He is careful to clarify the target of his criticism. “I speak about the lower class, the ghetto areas.”
Hassan is a product of this culture, born in what he refers to a “lower class place, a ghetto” in Western Denmark. He says his parents, who came to Denmark from a refugee camp in Lebanon but consider themselves Palestinian, would talk about the horrors they left behind in the Middle East.
He dropped out of school at 13 and soon ended up “living out of a duffel bag” travelling from institution to institution because of behavior problems, including theft. During long periods of isolation — imposed by authorities and his father — he took time to read and grew to love literature, he said.
Danish media have already lauded him as a role model for his generation. Critics such as Tue Nexo Andersen, a literature professor at the University of Copenhagen, said Hassan’s longer works are “almost Walt Whitman-like.”
Hassan, however, knew that publishing his unfiltered thoughts on the Muslims would create problems. “I knew when I would tell my story would break many taboos and many people would get offended and my parents would get angry. But my premise was that I would have to tell it as it is.”
Hassan’s book was published in mid-October, but his name became popular earlier in the month after one of his first big interviews became an online sensation in Denmark. Politiken published a piece titled “I F***ing Hate My Parents” Generation,” which became the most shared story to ever run on the Danish daily newspaper’s website.
The writer is quick to blame his parents and their contemporaries as the reason he got involved in robberies and quit school. He says his father was physically abusive in his ways of “reprimanding” the family, and the experience shows up in his writing.
Hassan’s parents could not be reached for comment, and have stayed out of the media spotlight.
But Hassan says his poetry is only a generalization, and he wants to move past debates about whether he is a racist or role model. “People can say what they want to about my poems,” he says. “They can call them Islam-criticism, they can call them poetry, but that has nothing to do with the author; it has nothing to do with me.”
What race is jihad terror and Islamic supremacism again? I keep forgetting.

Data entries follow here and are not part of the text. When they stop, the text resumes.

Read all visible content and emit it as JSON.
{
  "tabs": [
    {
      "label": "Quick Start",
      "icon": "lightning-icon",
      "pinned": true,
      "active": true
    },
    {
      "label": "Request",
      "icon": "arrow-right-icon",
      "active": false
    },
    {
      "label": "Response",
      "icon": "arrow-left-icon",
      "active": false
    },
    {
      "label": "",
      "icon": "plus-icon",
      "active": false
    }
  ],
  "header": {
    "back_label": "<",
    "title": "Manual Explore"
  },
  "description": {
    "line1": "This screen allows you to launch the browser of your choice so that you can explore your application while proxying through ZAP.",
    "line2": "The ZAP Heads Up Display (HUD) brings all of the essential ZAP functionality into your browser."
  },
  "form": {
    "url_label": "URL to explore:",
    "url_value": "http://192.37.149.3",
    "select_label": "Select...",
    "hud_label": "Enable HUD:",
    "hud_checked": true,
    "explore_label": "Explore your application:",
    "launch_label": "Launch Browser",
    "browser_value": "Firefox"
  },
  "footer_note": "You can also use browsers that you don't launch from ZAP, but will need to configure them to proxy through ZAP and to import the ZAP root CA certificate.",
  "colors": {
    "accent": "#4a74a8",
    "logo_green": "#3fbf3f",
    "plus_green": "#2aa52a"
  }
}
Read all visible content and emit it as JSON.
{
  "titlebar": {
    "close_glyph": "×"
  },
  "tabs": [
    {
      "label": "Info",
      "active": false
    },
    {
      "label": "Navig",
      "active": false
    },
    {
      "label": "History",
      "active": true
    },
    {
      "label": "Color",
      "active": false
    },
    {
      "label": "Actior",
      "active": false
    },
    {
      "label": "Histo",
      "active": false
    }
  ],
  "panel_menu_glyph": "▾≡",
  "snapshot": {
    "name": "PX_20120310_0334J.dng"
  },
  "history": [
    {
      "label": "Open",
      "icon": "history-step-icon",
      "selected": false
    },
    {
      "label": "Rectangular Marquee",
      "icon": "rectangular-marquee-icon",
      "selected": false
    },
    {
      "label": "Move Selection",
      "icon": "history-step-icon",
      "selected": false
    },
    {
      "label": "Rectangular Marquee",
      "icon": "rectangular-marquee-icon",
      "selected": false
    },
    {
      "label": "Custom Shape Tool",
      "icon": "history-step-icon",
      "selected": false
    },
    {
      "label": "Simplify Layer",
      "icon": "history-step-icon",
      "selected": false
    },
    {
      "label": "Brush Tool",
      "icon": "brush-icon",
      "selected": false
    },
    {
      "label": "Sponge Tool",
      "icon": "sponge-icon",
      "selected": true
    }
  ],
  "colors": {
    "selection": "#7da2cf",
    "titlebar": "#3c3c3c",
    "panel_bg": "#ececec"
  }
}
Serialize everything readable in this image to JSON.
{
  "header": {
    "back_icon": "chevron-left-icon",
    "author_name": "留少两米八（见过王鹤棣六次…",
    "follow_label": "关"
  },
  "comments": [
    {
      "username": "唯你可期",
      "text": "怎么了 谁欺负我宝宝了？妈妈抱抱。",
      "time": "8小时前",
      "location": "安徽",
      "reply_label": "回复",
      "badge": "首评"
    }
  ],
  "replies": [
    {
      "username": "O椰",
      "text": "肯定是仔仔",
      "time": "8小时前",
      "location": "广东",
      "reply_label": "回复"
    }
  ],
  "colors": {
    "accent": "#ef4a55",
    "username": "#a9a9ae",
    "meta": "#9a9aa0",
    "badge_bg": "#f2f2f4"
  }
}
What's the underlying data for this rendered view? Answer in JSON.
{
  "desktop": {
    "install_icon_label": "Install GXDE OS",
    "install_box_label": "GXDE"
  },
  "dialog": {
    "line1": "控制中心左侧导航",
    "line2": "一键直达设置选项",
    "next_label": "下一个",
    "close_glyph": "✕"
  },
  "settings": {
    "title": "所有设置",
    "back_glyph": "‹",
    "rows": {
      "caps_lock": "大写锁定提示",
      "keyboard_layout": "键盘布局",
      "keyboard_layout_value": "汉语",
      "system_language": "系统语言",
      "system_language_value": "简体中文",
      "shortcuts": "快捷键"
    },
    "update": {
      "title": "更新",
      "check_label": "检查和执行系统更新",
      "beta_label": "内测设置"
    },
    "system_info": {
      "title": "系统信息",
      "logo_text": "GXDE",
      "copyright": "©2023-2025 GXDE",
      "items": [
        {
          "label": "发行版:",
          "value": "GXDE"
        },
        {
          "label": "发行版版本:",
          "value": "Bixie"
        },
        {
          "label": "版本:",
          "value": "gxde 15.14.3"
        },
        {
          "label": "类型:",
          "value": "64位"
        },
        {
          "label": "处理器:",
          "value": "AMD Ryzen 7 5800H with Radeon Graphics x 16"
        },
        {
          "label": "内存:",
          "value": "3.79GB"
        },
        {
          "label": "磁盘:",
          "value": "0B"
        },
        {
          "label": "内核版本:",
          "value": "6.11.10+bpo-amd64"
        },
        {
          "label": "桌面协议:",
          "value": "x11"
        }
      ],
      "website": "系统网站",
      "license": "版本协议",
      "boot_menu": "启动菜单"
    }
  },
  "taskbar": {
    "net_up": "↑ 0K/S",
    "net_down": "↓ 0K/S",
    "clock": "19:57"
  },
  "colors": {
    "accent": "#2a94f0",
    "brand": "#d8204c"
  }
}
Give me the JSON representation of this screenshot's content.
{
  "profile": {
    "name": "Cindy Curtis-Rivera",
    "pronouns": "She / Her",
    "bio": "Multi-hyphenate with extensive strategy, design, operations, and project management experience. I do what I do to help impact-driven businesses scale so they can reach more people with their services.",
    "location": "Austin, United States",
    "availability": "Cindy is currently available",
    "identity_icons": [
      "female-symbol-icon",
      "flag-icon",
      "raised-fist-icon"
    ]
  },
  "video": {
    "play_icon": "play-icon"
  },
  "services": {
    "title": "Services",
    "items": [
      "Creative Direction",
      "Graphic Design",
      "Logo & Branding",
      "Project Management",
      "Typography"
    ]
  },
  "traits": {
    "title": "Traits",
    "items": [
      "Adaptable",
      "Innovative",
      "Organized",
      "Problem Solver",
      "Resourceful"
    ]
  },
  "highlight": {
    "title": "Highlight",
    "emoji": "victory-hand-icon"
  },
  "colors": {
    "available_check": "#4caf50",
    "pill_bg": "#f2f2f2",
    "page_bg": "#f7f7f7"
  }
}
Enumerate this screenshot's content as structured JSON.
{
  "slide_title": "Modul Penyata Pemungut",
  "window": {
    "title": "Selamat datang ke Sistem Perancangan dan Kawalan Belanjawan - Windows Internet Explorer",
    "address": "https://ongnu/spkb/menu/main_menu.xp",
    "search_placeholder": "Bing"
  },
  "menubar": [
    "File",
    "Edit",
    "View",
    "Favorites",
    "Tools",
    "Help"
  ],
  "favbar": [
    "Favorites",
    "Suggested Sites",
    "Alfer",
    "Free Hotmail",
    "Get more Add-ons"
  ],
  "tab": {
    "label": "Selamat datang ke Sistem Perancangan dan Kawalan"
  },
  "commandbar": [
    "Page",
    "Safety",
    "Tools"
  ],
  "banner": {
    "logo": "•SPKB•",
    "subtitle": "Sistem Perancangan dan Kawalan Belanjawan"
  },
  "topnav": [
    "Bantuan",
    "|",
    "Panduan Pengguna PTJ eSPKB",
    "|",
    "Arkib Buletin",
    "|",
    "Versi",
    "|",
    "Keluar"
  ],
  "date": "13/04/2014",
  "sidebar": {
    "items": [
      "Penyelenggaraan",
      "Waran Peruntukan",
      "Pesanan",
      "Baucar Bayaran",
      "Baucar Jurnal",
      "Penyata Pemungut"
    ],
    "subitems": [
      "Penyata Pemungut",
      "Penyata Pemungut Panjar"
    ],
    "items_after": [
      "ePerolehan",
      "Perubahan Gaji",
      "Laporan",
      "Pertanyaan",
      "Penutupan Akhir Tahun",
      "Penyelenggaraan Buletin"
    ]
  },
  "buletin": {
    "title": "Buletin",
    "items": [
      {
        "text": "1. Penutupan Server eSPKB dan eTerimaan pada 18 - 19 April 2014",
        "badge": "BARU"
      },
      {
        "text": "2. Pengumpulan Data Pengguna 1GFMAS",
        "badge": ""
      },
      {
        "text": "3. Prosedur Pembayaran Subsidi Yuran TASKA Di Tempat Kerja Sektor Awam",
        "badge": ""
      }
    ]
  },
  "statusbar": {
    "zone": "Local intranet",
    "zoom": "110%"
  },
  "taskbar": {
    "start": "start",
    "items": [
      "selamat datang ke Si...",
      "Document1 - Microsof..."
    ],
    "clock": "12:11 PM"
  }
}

In addition to targeting hypocrisy, his poetry, he says, speaks to the problem of Muslims “exploiting the society they live in.” On free speech, Hassan says “Muslims love to take advantage of (it), and as soon as there is someone else saying something critical against them, they want to restrict it.”
Kassem Rachid, an Imam from the Danish city of Aabenraa, said he respects the poet’s right to air his views, but prefers Hassan take a different route.
“I can understand that he grew up in a problematic surrounding, but that does not have to do with religion”¦of course I know families like the one he describes in his book, but those you find among immigrants as well as native Danes.”
Hassan welcomes dialogue, saying he didn’t become a poet to “build a career” and has “no political agenda.”
As for his harsher critics who have threatened to hurt him, Hassan says “I know these people.” After stubbing out another cigarette, he leans forward putting his elbows on his knees, shivering slightly in response to the cold Scandinavian evening setting in. “They can’t handle criticism”¦they”re not interested in dialogue.“